Even when Democrats thwarted his effort to eliminate a film industry tax credit — a measure he considers badly misguided — Baker accepted the cards he was dealt. There was no denunciation from the corner office, no effort to politicize the issue or polish his fiscal credentials.
That strategy helps explain why Baker has enjoyed the longest honeymoon in memory for a new governor.
The power dynamics at the State House have also helped. Baker has built a good relationship with a friendly House speaker, Robert DeLeo, and a rookie Senate president, Stan Rosenberg. Like Baker, neither of them wants a public brawl.

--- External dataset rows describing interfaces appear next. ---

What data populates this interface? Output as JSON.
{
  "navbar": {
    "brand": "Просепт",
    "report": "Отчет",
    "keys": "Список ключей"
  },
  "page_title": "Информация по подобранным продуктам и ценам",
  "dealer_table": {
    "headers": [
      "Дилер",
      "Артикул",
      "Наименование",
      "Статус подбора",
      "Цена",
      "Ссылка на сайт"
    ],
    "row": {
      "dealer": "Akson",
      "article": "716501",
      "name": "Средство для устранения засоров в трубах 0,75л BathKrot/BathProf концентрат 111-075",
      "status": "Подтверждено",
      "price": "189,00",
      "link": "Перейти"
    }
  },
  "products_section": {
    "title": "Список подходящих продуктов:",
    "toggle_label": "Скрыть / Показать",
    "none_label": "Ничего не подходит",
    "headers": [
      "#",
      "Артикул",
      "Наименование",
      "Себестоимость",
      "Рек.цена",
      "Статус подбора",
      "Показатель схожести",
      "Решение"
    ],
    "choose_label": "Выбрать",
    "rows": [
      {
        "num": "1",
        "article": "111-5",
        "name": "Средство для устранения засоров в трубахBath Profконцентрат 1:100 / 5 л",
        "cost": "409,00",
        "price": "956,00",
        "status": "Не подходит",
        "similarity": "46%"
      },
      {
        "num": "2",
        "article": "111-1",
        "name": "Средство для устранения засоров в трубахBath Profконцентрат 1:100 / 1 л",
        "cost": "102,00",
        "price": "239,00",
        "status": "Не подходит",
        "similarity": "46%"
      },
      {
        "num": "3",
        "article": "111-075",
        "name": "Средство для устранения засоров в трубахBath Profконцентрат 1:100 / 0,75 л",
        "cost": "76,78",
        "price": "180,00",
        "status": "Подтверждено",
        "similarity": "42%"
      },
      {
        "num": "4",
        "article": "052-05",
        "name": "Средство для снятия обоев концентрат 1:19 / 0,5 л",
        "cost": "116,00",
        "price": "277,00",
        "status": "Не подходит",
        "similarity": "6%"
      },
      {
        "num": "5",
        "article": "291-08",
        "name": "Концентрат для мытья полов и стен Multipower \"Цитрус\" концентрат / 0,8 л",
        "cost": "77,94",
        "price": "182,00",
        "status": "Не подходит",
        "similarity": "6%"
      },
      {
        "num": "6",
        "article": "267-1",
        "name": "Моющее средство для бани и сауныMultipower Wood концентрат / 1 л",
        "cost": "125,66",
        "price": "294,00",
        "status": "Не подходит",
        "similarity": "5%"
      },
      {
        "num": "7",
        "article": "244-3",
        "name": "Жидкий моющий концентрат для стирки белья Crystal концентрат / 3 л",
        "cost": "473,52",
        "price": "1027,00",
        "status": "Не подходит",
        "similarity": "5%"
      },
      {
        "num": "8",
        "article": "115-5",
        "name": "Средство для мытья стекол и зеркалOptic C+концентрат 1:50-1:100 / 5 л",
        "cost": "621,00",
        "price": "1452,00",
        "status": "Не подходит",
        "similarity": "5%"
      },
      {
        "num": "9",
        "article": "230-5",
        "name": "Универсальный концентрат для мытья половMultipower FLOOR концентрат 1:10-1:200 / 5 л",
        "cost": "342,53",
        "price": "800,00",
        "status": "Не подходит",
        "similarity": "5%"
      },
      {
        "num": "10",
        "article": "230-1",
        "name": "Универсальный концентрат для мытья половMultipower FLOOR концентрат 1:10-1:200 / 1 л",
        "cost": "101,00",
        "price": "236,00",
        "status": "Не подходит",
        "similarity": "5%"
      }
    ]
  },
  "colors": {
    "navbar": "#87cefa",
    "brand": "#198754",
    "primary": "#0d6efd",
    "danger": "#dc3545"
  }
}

Rosenberg shares the governor's interest in policy but is far more liberal than Baker. DeLeo often forms an alliance with Baker that helps the governor's agenda.
The normal opposition to a Republican governor — labor, humans services advocates, progressives looking for more revenue — is muzzled. Many State House players seem to want to be his friend. Those who don't nonetheless appear cowed by his record standing in the polls.
Baker is also helped by the fact that some combustible political issues are no longer in play. Health care, gay marriage, legalized gambling, and tax hikes have been settled or are off the table.
In addition, he has charmed the insiders. He has captivated many of the social service community activists and leaders with appearances at gatherings where he demonstrates a strong knowledge and understanding of their mission. And he has muted Democrats who can't easily put him in an ideological box.
Perhaps important, in contrast to some of his predecessors, Baker does not come across as imperious. According to veteran observers, he listens and wants to understand everyone's views — and is willing to adjust his own.
"He has been respectful,'' said Lou DiNatale, a veteran Democratic pollster and close adviser to Rosenberg. He said Baker knew from experience that his success would depend heavily on the Democratic legislative leadership.
"His predecessors were surprised that the both legislative leaders had significant authority,'' DiNatale said. "Deval Patrick chided and embarrassed them. [Mitt] Romney ignored them. Baker came in and asked for their help."
Baker often refers to former GOP governor William Weld as his mentor. But he also clearly recognizes that 1991 meeting with the chairman of the taxation committee put him on the right track.
"He learned so much from where he started,'' Scaccia says, chuckling about the lesson he taught the younger Baker. "I have seen him mature and grow in leaps and bounds since that day I called him down to my office and gave him a lesson on State House politics."
Frank Phillips can be reached at firstname.lastname@example.org.